Packing Toddler SnacksBy Kalena Langford on 26 Jan 2019
Plane travel is great if you decide it’s going to be. More specifically, plane travel with babies or young children can be great if you choose to be of that mindset. That’s not to say things can’t and won’t go wrong. There’s a really good chance they will. But I’ve found that deciding ahead of time to deal with challenges as they come as happily as possible is the best approach for traveling in general.
The above being said, preparations should most certainly still be made for traveling with little ones. Each family has different things that will work best for them, but I’m pretty sure that snacks make the list for everyone.
A few of our favorite snacks for airplane travel are: Beechnut Fruit & Oat bars, mini Larabars (Cashew Cookie and Apple Pie are our most frequently purchased flavors), applesauce or other pouches, Annie’s cheese bunnies, graham crackers, and Annie’s fruit snacks. I also sometimes like to have a container of Puffs on hand. It can be a bit bulky, but it fits nicely in the bottle part of my diaper bag and is something my toddler can easily hold and feed himself without making a huge mess. It also tends to keep him busy for a while (versus say eating a packet of fruit snacks fairly quickly).
And a few different ways to pack them safely are: a small bag in my diaper bag, a divided plastic jewelry/bead container, or in a separate compartment (or bag) in my son’s backpack.
To briefly expound on each of these methods…
My most frequently used method for travel, in general, is the bag in bag. I typically keep a good selection of small zip up bags from the dollar section at Target. I keep toys in one (for more info on that, see this post), sometimes some of my stuff in one, and snacks in one. It keeps things organized and easily accessible. Typically, the only other stuff floating around in my bag is diapers and wipes and maybe a change of clothes.
When my son was 18 months old, we flew to the Big Island for a wonderful vacation. Getting to Hawaii isn’t a quick trip, and on top of that, one of the legs we booked was from Houston to Oahu…an EIGHT HOUR flight. This lengthy of a flight was a first for us with a child, so I tried to really be prepared especially since the iPad was hit and miss as far as entertainment goes for him at that point. One thing I probably almost overdid was preparing snacks. That was just what he was really into, so I wanted to have a lot of options ready. So I bought a jewelry/bead organizer at a craft store and filled it up with all sorts of things (some ideas: graham crackers, yogurt melts, cheese, grapes, carrots, cheese or peanut butter crackers, pretzels). It was a huge hit for him! He loved getting to pick out different things to try. It kept him busy and entertained for quite a while off and on.

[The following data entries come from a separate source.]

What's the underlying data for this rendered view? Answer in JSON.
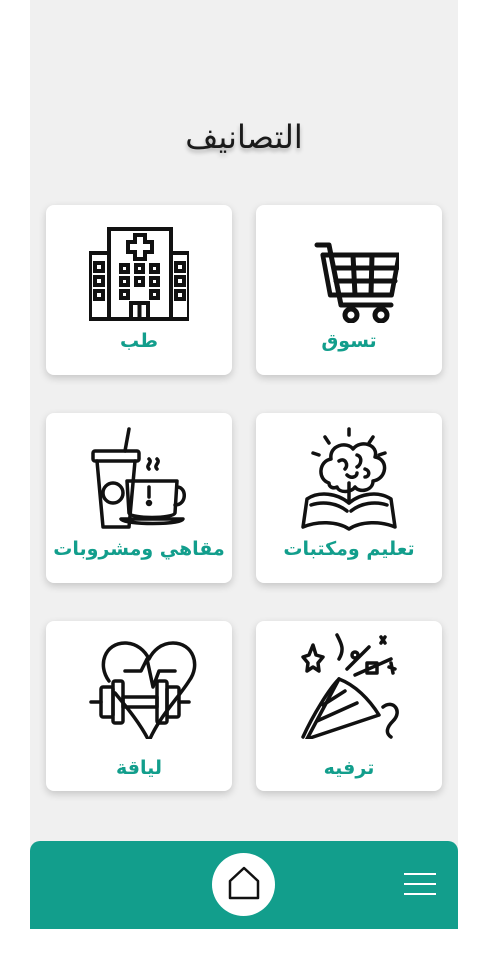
{
  "page": {
    "title": "التصانيف"
  },
  "categories": [
    {
      "id": "shopping",
      "label": "تسوق",
      "icon": "shopping-cart-icon"
    },
    {
      "id": "medicine",
      "label": "طب",
      "icon": "hospital-icon"
    },
    {
      "id": "education",
      "label": "تعليم ومكتبات",
      "icon": "brain-book-icon"
    },
    {
      "id": "cafes",
      "label": "مقاهي ومشروبات",
      "icon": "coffee-cup-icon"
    },
    {
      "id": "entertainment",
      "label": "ترفيه",
      "icon": "party-popper-icon"
    },
    {
      "id": "fitness",
      "label": "لياقة",
      "icon": "heart-dumbbell-icon"
    }
  ],
  "nav": {
    "home_icon": "home-icon",
    "menu_icon": "hamburger-menu-icon"
  },
  "colors": {
    "accent": "#129e8c",
    "background": "#f0f0f0",
    "card": "#ffffff",
    "title": "#1a1a1a"
  }
}
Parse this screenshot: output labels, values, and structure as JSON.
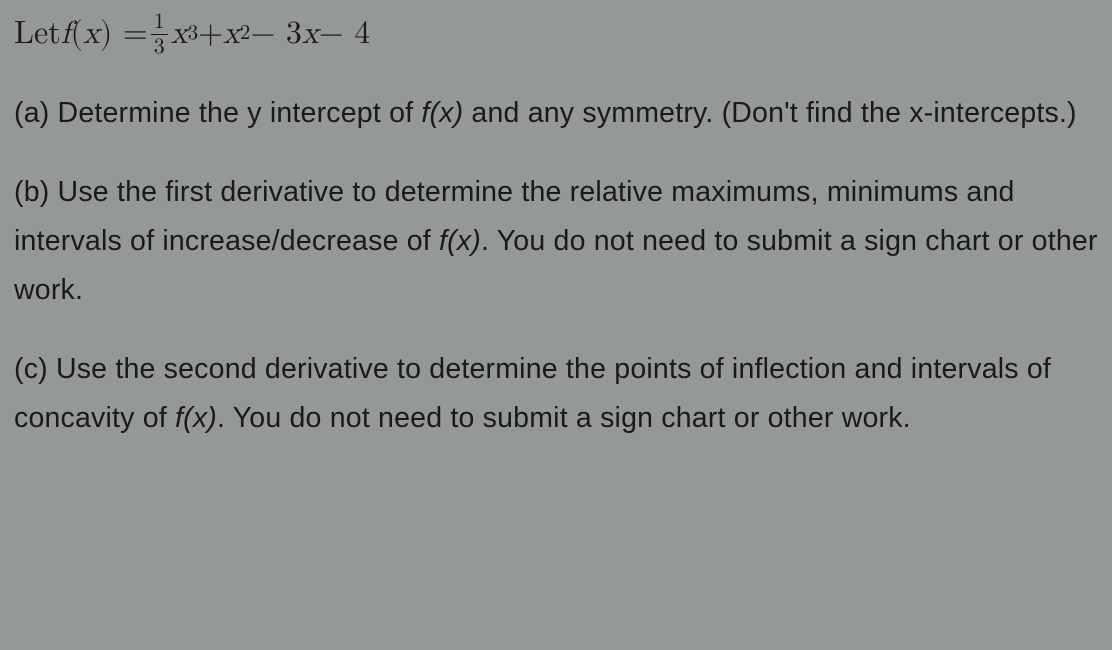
{
  "equation": {
    "prefix": "Let ",
    "lhs_f": "f",
    "lhs_open": " (",
    "lhs_x": "x",
    "lhs_close": ") = ",
    "frac_num": "1",
    "frac_den": "3",
    "term1_var": "x",
    "term1_exp": "3",
    "plus": " + ",
    "term2_var": "x",
    "term2_exp": "2",
    "minus1": " − 3",
    "term3_var": "x",
    "minus2": " − 4"
  },
  "parts": {
    "a": {
      "label": "(a)  Determine the y intercept of ",
      "fx": "f(x)",
      "after_fx": " and any symmetry.  (Don't find the x-intercepts.)"
    },
    "b": {
      "label": "(b)  Use the first derivative to determine the relative maximums, minimums and intervals of increase/decrease of ",
      "fx": "f(x)",
      "after_fx": ".  You do not need to submit a sign chart or other work."
    },
    "c": {
      "label": "(c)  Use the second derivative to determine the points of inflection and intervals of concavity of ",
      "fx": "f(x)",
      "after_fx": ".  You do not need to submit a sign chart or other work."
    }
  }
}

I will say, though, that we traveled to Hawaii again this past December, and I didn’t feel like it was worth making a big box like that again. He’s just a little more advanced in what he eats and is entertained by. So, I’d recommend this type of snack carry for kids maybe 2 and under taking the child and their interests into consideration.

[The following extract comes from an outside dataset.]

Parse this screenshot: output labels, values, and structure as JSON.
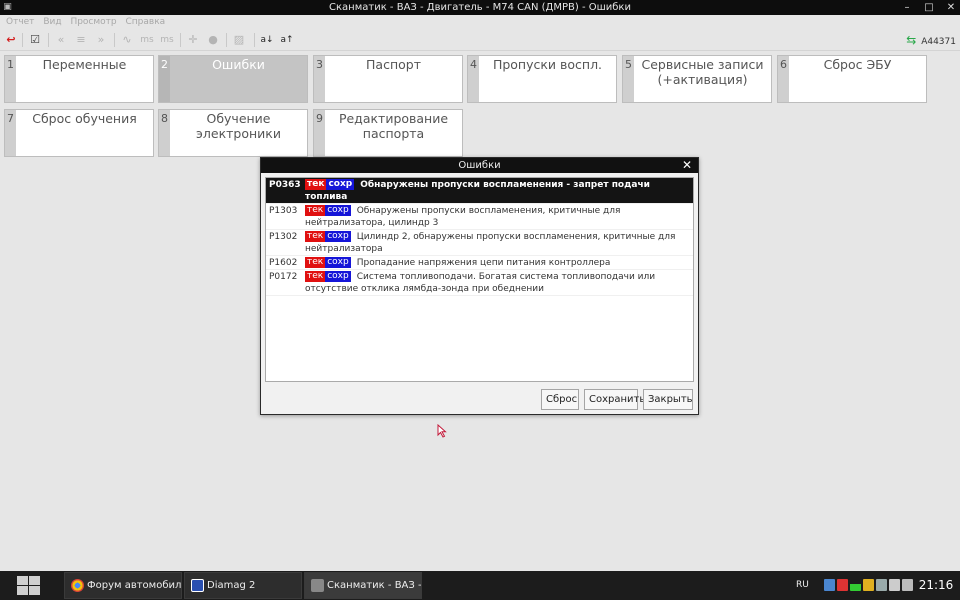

Something I actually haven’t done yet is pack my son’s snacks in his own bag. But I feel like I’ll probably be doing that soon since he has a little sis on the way and I tend to like things organized and separate when possible. He’s also more capable and willing to keep up with some of his own stuff. I purchased this backpack for him for Christmas, and I love it so much. We haven’t got to use it a whole lot yet, but it has so much potential for organization. There’s multiple compartments (without having too many) that are very easily accessible since the bag opens flat. This backpack isn’t the least expensive on the market by any means, but it’s made well by a small business (which I love to support) and can grow with him (so it will last a long time). Obviously, an alternative to a built in compartment in his bag would be a separate small bag like I do in my own. But I like the idea of built-in places in his bag so that if he gets into it on his own, he doesn’t lose a loose bag.